As every year, presented by Maike Mia Höhne on December 21: "The shortest day of the year – the International Short Film Day. The distance to the summer is as large as it can be. I’d like to know nothing about the films, but certainly to know the filmmakers. Taking the synopses of the films or just the titles as a starting point – a program about questions of autonomy and radii of movement. Of freedom and fighting. Film about collectives, Courtney Love, Kathrin Power, Mary Mac Lane. Subversive, hybrid, media political strategies are used to introduce and accompany necessary changes. Three women in Berlin create a radio disturbance channel to create awareness of how people talk about women. The most important phase in the founding of trade unions by women is accompanied by the Yugatar Collective. How does the new utopia work when utopia has failed, asks Liza Johnson.
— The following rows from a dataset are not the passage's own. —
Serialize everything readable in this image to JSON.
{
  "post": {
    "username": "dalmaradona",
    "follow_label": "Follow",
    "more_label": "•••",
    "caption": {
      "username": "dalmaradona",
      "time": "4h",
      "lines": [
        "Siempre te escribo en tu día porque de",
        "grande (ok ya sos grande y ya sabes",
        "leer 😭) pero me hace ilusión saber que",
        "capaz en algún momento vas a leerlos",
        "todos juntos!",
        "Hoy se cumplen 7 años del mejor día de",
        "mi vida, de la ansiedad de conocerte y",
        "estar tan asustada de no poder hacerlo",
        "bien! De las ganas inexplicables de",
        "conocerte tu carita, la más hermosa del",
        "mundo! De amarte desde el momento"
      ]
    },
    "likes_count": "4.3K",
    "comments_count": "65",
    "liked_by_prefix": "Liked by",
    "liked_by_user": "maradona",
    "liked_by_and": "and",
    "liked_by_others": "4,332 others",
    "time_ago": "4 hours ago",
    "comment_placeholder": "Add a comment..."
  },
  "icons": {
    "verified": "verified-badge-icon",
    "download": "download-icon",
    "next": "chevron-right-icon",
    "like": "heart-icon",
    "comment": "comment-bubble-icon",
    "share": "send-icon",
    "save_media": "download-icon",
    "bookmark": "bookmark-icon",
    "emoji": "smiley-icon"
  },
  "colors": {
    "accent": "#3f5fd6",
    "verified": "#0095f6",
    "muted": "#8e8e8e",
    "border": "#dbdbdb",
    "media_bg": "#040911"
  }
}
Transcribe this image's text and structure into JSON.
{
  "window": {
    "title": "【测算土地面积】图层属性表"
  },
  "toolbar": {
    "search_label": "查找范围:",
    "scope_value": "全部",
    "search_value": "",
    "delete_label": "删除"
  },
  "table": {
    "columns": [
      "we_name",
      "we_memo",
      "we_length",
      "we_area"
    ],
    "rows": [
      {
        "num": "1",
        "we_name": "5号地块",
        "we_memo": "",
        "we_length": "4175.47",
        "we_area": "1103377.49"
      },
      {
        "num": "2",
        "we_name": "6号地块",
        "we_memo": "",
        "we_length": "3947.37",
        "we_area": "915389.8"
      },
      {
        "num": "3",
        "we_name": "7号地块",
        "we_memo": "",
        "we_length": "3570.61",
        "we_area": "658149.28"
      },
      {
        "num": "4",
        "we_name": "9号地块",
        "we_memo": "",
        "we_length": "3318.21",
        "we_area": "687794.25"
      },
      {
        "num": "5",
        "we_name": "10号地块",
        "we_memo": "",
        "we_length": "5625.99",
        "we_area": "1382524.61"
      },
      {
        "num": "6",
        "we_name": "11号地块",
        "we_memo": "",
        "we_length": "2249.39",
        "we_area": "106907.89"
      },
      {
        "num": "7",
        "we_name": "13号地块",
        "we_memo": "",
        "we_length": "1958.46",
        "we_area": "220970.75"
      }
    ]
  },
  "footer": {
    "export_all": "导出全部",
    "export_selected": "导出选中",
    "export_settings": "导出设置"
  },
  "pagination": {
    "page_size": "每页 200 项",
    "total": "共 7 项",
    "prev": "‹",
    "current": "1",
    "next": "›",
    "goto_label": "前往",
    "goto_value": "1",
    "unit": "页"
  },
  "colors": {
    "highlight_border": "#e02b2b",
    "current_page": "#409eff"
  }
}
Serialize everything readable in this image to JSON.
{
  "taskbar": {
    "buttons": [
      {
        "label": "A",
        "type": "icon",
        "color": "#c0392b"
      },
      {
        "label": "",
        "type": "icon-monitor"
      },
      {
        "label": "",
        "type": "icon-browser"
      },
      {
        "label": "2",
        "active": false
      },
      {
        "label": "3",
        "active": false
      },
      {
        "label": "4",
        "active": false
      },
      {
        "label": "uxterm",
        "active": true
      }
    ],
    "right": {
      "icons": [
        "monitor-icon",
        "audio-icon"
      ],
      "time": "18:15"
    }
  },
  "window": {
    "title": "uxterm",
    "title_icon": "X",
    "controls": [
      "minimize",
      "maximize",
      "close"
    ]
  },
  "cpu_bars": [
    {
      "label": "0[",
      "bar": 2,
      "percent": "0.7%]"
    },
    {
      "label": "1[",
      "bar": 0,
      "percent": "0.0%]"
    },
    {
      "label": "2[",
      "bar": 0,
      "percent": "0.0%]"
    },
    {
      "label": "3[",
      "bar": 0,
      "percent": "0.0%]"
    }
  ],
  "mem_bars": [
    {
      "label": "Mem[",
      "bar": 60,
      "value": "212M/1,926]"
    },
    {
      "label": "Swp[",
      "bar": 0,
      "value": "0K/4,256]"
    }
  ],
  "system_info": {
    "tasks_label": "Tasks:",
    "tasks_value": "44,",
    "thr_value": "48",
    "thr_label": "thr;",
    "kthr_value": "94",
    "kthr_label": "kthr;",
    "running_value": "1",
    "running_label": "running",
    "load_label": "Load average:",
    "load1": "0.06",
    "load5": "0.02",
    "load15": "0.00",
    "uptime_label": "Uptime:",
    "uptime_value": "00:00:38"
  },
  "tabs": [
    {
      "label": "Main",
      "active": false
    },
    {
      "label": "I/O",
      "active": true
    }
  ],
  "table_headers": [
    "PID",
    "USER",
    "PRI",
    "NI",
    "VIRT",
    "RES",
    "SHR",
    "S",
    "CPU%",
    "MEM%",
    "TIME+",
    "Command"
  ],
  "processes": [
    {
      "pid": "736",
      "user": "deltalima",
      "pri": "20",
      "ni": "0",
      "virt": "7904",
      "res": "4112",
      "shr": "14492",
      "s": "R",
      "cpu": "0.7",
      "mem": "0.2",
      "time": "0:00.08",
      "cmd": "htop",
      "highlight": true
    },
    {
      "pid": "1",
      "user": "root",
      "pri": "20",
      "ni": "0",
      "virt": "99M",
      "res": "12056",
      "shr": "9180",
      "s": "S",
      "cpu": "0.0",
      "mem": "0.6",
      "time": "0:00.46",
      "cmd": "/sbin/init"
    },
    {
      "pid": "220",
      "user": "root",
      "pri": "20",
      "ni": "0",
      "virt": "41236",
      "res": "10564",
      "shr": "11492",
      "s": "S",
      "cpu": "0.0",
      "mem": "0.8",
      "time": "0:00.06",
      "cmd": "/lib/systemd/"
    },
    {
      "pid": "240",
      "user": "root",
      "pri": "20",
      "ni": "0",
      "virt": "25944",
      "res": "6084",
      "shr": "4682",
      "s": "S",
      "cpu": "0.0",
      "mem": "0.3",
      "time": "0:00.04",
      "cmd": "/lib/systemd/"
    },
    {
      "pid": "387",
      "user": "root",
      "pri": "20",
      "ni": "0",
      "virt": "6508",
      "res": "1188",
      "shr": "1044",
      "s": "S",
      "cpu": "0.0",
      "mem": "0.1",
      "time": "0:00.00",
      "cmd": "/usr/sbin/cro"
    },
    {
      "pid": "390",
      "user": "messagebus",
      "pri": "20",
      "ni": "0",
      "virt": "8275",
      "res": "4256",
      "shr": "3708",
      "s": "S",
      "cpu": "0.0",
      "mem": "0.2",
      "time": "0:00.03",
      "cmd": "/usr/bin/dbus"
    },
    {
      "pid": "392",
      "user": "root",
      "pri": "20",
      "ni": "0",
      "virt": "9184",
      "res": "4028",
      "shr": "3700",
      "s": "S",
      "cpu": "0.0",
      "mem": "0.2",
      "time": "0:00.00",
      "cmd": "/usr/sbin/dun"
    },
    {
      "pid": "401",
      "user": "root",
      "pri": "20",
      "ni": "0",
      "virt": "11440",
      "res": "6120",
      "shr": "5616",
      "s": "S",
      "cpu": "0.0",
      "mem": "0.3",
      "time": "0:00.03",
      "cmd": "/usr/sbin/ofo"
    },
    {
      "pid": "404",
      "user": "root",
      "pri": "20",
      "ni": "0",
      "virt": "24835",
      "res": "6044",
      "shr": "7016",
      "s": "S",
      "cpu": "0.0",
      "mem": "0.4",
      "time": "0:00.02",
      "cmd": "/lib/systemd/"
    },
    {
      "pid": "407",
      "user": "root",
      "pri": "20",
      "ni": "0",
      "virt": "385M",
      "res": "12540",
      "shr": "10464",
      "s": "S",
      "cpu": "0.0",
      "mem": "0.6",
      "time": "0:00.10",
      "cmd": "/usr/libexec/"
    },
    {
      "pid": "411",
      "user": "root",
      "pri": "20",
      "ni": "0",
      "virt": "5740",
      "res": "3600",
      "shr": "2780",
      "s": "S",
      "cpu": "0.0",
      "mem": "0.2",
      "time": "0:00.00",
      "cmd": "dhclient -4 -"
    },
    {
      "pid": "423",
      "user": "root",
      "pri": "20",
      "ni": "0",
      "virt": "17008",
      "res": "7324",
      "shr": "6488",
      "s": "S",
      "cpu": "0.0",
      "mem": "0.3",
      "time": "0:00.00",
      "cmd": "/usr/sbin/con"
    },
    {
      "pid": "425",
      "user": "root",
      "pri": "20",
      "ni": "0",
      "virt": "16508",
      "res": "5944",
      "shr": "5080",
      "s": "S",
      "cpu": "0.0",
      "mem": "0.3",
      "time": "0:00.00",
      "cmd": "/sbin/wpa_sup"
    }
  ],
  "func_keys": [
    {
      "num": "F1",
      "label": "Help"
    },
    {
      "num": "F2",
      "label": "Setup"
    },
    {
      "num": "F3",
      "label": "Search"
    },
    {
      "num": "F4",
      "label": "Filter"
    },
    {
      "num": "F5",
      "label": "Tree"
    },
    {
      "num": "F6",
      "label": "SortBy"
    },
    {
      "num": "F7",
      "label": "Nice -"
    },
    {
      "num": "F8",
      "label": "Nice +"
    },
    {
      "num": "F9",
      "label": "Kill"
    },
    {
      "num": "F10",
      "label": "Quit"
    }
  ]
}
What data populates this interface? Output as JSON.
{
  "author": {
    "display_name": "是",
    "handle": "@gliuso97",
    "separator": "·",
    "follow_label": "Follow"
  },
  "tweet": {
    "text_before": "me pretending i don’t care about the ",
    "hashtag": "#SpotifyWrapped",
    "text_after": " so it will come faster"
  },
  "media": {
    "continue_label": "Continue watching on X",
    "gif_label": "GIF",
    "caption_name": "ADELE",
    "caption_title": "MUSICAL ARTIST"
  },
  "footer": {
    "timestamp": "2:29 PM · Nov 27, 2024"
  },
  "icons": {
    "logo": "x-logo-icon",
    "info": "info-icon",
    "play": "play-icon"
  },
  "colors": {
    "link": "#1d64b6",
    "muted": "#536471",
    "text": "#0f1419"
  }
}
The women re-mirrored by the subjective gazes at what is theirs, the body, and lust. Becoming a woman like forgetting, showing repetition like the red card."

arsenal cinema: Ula Stöckl Retrospective

07:00 pm Cinema 1


Den Vätern vertrauen, gegen alle Erfahrung

Rede nur niemand von Schicksal

Das alte Lied

*Den Vätern vertrauen, gegen alle Erfahrung Ula Stöckl
FRG 1982 With Grischa Huber 16 mm 30 min
Ula Stöckl in person, Moderated by Saskia Walker
*Rede nur niemand von Schicksal Ula Stöckl Germany 1992
With Grischa Huber 35 mm 9 min
Das alte Lied Ula Stöckl Germany 1992
With Lotte Meyer, Jeanne Richter 35 mm 82 min

Ula Stöckl in person, Moderated by Jeanne Richter
arsenal cinema: Magical History Tour
 – Lost Films Found

08:00 pm Cinema 2


Komissar

*Komissar The Commissar
Alexandr Askoldov USSR 1967/87
35 mm OV/EnS 107 min